When you’re the second overall pick in the NHL Draft, big things are expected from you right away. In the past handful of seasons, we’ve seen guys like Jack Eichel and Patrik Laine make huge impacts the year after they were drafted. However, not every high draft pick is going to be a superstar immediately like those guys were. Especially if the player’s development was so hugely impacted by injuries and COVID as we’ve seen with Quinton Byfield. Since getting his new role, he appears to have taken a step forward.
Byfield made the move from center to left wing earlier this season, and it’s really worked out well for everyone. He’s been emerging as a potential star, as his assist rate is among the best in the league since he started playing on the top line with Anze Kopitar and Adrian Kempe. They have scored 11 goals at five-on-five in their last 10 games, which is tied for the best in the NHL. Byfield playing on the first line gives the Kings three solid scoring lines, and also a fourth line that the coaching staff feels comfortable playing against nearly any opponent.
A hallmark of the Kings teams that won Cups was their size. The game is different now and size doesn’t play as much of a factor, but having a 6-foot-5, 220-pound winger who can skate like Byfield is definitely an asset in the playoffs. If he can keep up his contributions to the first line, teams will have to worry about who they will use to match up against this trio. The Kings can use Phillip Danault’s line against the other team’s best scorers, and deploy the Kopitar line in more favorable matchups.
These players have been key to the Kings becoming one of the best teams in the league over the last two months.
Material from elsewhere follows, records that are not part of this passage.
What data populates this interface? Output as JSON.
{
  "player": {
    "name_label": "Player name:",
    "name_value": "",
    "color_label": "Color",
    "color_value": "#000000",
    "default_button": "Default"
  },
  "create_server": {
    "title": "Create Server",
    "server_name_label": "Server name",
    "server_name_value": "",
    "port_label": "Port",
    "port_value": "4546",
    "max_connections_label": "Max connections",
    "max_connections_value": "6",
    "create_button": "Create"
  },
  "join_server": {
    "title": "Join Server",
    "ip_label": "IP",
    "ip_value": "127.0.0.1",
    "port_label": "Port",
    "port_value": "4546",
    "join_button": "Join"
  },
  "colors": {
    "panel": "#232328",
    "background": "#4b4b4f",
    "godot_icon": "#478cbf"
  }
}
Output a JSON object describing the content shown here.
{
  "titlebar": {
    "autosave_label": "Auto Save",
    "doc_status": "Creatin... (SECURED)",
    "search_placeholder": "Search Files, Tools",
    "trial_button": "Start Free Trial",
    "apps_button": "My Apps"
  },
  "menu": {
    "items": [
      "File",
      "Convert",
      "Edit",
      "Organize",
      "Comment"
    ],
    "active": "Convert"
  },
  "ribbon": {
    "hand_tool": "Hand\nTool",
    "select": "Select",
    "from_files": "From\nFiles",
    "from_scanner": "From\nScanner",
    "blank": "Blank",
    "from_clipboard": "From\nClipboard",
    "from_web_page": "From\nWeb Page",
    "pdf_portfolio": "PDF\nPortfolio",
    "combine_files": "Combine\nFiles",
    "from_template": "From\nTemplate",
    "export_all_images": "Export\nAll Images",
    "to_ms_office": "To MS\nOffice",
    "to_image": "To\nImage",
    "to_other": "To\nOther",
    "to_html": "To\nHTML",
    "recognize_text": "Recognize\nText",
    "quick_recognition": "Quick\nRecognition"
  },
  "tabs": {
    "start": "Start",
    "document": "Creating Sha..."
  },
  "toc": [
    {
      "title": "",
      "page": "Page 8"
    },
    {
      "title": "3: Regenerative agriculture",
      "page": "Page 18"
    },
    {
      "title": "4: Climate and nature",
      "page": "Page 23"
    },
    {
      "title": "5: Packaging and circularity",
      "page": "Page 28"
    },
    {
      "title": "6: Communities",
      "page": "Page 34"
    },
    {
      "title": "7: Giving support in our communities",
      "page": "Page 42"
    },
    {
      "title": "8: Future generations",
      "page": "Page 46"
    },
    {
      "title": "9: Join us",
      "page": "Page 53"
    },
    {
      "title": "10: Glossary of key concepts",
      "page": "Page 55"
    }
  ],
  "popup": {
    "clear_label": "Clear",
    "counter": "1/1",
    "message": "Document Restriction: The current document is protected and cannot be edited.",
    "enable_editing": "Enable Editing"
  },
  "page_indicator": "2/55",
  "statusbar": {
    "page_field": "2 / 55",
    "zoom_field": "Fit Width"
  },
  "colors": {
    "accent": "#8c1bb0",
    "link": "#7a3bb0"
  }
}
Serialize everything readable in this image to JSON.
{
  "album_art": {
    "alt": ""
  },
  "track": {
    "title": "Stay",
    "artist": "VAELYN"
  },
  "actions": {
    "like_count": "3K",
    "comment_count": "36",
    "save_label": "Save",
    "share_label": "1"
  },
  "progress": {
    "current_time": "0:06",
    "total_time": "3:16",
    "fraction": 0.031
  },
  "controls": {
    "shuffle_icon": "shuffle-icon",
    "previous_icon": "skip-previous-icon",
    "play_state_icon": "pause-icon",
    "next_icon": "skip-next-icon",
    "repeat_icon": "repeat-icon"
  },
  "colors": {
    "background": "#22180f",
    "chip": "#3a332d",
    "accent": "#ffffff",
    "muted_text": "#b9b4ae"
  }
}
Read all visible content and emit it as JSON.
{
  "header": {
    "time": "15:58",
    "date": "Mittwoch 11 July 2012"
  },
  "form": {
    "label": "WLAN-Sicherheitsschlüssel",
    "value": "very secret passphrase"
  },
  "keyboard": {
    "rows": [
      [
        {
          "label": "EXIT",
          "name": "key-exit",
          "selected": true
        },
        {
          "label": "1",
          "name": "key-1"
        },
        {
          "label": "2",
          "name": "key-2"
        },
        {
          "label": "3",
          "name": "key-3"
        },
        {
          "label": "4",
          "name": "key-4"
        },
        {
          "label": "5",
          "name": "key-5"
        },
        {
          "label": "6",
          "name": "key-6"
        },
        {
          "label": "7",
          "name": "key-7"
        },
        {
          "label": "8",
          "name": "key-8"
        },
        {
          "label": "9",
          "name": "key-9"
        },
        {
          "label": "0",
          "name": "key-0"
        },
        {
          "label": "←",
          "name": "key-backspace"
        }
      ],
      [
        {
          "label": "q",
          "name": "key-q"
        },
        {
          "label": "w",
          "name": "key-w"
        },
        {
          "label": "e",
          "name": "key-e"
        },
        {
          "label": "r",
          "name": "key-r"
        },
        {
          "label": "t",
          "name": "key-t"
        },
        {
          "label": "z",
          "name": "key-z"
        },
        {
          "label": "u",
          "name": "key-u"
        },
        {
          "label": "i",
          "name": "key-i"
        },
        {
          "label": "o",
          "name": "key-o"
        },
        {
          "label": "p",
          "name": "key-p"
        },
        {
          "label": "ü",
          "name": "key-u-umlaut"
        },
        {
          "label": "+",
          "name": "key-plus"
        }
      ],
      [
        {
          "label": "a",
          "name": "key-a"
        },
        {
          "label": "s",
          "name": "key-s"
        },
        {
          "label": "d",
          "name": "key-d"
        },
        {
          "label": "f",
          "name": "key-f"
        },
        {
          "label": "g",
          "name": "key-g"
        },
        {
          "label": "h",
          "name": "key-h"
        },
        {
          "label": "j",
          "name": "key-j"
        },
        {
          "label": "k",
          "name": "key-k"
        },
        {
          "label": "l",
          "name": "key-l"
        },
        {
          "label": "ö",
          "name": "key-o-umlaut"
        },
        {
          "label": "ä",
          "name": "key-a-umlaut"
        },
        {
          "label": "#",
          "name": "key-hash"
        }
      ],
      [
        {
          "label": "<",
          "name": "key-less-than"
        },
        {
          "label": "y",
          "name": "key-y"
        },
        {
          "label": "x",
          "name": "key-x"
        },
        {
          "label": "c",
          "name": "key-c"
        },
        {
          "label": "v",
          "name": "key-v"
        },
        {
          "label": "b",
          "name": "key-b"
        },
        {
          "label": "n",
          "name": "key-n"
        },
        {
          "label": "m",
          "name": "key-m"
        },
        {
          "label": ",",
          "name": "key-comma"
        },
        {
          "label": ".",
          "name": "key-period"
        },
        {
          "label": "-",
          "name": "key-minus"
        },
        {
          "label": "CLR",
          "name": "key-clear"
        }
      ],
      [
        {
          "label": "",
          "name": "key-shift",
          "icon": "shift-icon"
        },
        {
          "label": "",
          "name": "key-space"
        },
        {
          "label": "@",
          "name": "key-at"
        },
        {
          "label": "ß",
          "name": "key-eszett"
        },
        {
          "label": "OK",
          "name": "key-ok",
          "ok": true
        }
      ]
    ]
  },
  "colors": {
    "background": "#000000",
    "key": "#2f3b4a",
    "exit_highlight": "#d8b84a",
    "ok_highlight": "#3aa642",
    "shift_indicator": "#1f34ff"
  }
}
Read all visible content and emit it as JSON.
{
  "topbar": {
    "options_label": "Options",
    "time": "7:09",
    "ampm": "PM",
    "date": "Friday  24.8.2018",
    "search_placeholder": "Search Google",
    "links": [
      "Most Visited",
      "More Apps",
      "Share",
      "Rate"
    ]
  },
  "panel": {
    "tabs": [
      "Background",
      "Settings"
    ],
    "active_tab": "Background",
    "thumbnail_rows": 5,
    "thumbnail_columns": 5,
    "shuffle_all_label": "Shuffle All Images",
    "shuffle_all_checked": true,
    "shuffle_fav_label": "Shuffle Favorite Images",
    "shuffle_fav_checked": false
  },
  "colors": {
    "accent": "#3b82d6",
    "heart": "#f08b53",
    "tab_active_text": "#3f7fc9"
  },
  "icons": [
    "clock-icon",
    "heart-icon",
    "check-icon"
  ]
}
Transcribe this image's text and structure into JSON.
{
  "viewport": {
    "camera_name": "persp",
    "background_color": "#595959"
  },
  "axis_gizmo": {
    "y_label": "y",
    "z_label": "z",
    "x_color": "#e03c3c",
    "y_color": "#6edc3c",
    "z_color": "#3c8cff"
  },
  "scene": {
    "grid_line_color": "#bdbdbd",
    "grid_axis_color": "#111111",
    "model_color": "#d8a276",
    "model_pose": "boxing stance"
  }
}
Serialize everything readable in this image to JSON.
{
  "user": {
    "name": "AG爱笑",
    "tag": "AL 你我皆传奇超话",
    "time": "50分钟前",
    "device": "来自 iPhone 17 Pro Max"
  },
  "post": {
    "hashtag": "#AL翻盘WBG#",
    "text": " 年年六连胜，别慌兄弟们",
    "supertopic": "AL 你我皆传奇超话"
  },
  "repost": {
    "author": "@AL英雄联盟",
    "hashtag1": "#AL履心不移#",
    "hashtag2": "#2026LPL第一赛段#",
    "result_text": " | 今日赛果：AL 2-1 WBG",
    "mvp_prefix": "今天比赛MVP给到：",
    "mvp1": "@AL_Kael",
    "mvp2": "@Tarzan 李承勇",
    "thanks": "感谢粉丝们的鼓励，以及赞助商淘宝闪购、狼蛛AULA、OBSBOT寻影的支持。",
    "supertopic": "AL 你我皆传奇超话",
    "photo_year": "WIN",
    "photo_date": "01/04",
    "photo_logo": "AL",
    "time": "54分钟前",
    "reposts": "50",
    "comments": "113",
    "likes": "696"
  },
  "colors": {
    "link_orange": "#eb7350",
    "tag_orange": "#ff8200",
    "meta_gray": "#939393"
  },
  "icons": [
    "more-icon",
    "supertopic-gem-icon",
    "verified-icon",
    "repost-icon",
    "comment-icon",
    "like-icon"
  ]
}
If they each continue to play as well as they have, the sky’s the limit for what this team can achieve.